When 21st Century Fox and Disney each bring shareholders together in New York on Friday to vote on whether the companies should merge, the two people who struck the $71.3 billion deal — Rupert Murdoch and Robert A. Iger — will not be in attendance. But it’s no big deal. Although required by law, the vote is perfunctory at this point.
Can anyone with even the most nominal understanding of these businesses argue that having one company own the ESPN channel group along with the Fox regional sports channels would be good for consumers and competition?
The $50 billion deal, which could be announced this week, would mark a significant turning point in the empire-building career of Fox’s founder and executive chairman, 86-year-old Rupert Murdoch. It would also be a defining moment for Disney and its CEO Robert Iger. It’s just the kind of consolidation media investors have said was long overdue.
Robert Iger, the 66-year-old chief executive of entertainment giant Walt Disney Co., is starting to find his voice on matters having nothing to do with PG-rated blockbusters or amusement park rides. And he is emerging as a credible contender in the 2020 presidential speculation game.
America must face its problem with gun violence, the Disney CEO said Tuesday, citing the long list of mass shootings in the United States. Those shootings prompted little in the way of legislation. “These are incidents that touch everybody,” Iger said. “Where is the outrage here? This is a huge crisis for our country. We should demand a dialogue about this from our politicians.”
No, the cable bundle isn’t dead. It’s more like an aging dictator who’s starting to show signs of weakness. Those around it, meanwhile, are already agitating for change. In the last few months in particular, there has been growing evidence of this revolution. After tiptoeing around the demise of the bundle for years, Disney CEO Bob Iger is finally taking bigger steps to ensure his company’s viability, with or without the traditional cable bundle.
Disney CEO Bob Iger says the company has bought a $1 billion stake in Major League Baseball’s streaming platform and will use it to launch a new ESPN-branded channel that will not siphon off signature programs or major sports from the cable-based ESPN services. “We view this as a complementary service.”
Disney shares slipped Tuesday as investors coped with newfound uncertainty about the entertainment giant’s leadership, after the unexpected resignation on Monday of the company’s No. 2 executive and heir apparent to CEO Bob Iger.
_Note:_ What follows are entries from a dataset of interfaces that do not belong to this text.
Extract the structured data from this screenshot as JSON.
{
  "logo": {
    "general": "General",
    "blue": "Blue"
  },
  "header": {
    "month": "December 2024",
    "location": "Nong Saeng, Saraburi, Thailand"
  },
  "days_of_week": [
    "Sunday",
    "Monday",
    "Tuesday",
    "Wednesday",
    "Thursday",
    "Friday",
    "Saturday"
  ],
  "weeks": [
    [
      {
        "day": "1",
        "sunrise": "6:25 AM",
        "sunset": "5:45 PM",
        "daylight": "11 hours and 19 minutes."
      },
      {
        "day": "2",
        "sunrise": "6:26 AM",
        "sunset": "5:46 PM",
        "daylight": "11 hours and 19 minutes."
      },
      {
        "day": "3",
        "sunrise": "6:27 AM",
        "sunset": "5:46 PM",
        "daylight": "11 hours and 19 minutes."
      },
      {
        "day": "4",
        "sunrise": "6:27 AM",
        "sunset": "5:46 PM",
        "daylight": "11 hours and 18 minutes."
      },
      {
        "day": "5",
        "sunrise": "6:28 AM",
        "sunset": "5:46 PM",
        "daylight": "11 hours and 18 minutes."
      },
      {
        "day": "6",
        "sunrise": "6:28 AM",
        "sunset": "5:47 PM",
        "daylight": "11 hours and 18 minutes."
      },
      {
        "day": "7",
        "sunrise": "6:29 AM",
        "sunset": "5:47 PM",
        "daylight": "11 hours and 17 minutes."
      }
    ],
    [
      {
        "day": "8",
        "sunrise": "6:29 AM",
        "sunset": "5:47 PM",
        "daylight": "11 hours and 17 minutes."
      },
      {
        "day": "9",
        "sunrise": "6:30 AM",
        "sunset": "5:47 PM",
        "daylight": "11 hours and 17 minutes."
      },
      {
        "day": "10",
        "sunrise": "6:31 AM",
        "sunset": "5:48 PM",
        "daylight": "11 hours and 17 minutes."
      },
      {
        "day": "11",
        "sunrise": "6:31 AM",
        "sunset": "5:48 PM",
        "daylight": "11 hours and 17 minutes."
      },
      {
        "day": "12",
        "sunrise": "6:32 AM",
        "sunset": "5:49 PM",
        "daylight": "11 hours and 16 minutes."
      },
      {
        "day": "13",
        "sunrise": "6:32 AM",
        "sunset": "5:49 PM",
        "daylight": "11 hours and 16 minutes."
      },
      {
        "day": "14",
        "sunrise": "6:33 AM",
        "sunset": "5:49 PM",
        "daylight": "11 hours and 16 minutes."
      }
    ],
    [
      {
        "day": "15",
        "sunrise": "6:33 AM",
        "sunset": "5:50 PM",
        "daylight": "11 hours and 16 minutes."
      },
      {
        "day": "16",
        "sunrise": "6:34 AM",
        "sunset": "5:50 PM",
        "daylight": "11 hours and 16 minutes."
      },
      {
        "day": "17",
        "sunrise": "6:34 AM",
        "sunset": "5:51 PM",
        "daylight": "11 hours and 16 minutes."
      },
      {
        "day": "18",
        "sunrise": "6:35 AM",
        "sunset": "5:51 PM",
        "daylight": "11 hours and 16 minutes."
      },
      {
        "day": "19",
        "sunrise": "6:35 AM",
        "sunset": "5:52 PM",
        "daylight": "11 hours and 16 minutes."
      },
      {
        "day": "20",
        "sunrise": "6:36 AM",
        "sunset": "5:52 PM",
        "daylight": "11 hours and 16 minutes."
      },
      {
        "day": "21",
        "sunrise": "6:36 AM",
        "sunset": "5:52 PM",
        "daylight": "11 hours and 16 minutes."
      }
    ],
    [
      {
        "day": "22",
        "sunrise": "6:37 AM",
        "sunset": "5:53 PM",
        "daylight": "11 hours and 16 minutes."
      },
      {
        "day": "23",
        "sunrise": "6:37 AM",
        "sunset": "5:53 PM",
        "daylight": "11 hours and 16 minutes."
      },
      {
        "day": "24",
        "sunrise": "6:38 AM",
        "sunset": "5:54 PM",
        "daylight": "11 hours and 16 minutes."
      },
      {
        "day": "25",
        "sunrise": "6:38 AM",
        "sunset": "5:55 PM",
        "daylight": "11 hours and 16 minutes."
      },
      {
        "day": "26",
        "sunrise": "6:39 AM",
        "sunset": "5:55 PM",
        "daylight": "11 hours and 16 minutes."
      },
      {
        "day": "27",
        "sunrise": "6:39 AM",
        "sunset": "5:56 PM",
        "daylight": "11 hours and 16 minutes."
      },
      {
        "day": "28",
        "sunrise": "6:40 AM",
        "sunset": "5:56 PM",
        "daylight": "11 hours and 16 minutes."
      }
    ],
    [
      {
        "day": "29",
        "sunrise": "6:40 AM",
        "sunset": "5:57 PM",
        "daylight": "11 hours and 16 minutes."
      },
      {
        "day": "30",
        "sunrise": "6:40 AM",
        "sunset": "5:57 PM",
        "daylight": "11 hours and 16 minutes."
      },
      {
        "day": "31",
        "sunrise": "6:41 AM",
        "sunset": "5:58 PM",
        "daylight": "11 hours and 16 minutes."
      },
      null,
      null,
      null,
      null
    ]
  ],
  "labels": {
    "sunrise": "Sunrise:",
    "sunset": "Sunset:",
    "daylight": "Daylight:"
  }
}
Shares were down 2.3% at $96.40 midday Tuesday, the first trading day after Disney said Thomas Staggs would depart next month after 14 months as COO and likely successor to Iger, whose contract runs through June 2018.
Disney reported Wednesday in an SEC filing that its Chairman-CEO Bob Iger made $44.9 million in total compensation during the company’s fiscal 2015. That’s down from 2014, when he collected $46.5M, but don’t feel too bad for him: last year’s total marked a 35.5% rise from the year before.